The world’s most trafficked animal may be among the few winners of the global COVID-19 pandemic, if markets in Gabon are anything to go by.
The pangolin is a small anteater-like animal that has been poached to the point of near-extinction for its meat as well as its scales, which are used in Traditional Chinese Medicine as well as meth production. It’s also thought to be the missing link in the transmission of coronavirus between wild bats and humans in Wuhan.
Conservationists hoped this association would succeed where decades of policing, bans and public engagement campaigns have failed, persuading customers – especially buyers of Chinese medicine – to stop purchasing illegally trafficked pangolin. In Gabon, where the poaching of pangolins is rife there has been a glimmer of optimism on that front. According to AFP, sales of pangolin in the markets of Libreville, the capital, have plummeted.

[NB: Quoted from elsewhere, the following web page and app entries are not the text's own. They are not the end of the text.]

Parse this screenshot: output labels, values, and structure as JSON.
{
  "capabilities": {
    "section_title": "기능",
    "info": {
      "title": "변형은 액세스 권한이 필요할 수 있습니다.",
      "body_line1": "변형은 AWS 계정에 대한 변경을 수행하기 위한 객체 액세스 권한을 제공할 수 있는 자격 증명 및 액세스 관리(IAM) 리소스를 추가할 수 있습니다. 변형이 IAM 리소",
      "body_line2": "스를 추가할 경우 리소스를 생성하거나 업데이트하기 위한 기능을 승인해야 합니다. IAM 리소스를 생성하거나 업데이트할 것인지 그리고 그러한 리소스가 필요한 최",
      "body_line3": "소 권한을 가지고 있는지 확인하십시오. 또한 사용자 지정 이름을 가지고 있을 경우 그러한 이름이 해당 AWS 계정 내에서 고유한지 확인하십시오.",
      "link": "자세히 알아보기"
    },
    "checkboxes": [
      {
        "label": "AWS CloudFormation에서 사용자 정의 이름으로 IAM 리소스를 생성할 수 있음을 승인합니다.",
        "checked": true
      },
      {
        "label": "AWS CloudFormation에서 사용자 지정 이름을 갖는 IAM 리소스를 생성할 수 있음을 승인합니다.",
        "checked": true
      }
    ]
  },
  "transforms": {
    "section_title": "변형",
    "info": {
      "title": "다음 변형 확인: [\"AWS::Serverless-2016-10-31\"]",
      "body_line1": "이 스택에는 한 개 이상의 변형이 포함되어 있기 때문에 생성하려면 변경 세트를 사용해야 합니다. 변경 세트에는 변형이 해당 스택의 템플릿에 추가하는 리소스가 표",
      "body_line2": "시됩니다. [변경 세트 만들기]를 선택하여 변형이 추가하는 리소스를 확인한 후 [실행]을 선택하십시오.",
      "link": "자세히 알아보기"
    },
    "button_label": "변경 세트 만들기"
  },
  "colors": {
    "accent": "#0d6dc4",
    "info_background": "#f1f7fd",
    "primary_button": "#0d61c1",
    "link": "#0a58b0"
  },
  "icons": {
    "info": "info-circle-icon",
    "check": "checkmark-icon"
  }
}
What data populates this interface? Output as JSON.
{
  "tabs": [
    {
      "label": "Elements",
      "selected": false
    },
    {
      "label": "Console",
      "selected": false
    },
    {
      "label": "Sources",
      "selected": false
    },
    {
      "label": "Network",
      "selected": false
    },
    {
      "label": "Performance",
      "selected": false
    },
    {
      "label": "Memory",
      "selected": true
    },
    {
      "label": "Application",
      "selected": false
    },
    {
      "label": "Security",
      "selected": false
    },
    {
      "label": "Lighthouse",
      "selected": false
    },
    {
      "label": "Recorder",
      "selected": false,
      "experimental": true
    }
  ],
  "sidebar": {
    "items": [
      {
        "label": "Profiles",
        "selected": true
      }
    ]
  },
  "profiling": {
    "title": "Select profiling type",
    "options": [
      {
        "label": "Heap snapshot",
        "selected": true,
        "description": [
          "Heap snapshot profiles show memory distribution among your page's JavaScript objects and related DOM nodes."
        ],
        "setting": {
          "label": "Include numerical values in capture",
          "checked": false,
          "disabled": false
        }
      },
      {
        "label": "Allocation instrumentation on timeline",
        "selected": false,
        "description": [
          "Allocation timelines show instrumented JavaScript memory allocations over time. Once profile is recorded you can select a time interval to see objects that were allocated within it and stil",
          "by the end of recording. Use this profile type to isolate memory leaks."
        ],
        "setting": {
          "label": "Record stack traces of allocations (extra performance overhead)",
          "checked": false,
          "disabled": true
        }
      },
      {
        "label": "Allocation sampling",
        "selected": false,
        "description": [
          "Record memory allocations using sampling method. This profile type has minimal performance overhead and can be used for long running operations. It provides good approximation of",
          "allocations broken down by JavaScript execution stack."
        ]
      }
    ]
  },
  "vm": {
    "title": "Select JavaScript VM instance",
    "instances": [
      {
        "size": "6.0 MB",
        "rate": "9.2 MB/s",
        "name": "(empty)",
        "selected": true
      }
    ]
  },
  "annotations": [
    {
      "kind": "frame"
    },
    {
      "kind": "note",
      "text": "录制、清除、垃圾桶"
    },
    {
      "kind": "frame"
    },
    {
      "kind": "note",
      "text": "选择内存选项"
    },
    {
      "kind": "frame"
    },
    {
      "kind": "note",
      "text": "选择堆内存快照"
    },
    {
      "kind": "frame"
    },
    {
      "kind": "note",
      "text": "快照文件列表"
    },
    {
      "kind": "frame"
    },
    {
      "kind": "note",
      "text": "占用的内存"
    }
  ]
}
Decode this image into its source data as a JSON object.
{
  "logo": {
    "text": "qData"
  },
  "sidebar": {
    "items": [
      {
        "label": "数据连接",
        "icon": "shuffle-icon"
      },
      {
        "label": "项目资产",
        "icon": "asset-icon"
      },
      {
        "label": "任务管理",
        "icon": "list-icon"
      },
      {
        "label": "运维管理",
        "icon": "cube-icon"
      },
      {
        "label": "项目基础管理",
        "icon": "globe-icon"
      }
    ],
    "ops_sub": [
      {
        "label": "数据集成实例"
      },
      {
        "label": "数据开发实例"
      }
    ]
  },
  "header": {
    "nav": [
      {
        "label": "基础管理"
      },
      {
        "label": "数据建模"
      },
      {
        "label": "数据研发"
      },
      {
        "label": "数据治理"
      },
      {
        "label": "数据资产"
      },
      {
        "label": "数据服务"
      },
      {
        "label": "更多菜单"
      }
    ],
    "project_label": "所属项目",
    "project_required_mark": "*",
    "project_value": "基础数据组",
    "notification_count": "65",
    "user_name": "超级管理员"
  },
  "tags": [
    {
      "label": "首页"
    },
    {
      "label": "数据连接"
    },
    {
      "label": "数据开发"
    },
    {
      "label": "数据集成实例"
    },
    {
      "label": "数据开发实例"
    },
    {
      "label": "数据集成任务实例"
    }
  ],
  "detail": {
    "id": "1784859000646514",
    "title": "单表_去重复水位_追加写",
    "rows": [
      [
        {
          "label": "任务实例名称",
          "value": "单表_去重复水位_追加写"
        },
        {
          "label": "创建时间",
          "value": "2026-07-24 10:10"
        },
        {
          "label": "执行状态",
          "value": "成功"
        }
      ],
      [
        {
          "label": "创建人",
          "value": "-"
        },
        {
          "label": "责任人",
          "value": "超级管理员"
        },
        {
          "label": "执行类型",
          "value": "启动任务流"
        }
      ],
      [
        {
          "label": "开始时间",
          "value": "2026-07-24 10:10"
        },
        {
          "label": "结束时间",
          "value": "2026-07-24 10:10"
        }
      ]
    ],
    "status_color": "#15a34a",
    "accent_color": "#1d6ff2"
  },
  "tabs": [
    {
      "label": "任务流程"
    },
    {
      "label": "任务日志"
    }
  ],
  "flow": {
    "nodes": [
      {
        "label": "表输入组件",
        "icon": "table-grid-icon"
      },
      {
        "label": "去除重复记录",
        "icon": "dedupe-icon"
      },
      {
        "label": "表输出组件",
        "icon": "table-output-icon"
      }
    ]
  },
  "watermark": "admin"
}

While this is a positive step forward, neither the wildlife trafficking trade nor poaching of endangered African animals have subsided overall as a result of the pandemic. In China and Loas, rhino horn and products made from other critically endangered species are now being sold, illegally, as miracle cures for COVID-19.
Wildlife trafficking is a $26 billion industry – one of the biggest illicit trades in the world – and one that thrives in economically deprived areas where jobs are scarce. The pangolin may have fallen out of fashion, but with the pandemic ushering us into the next global recession, African wildlife will be be more at risk than ever.
Photo by Ninno Jack Jr on Unsplash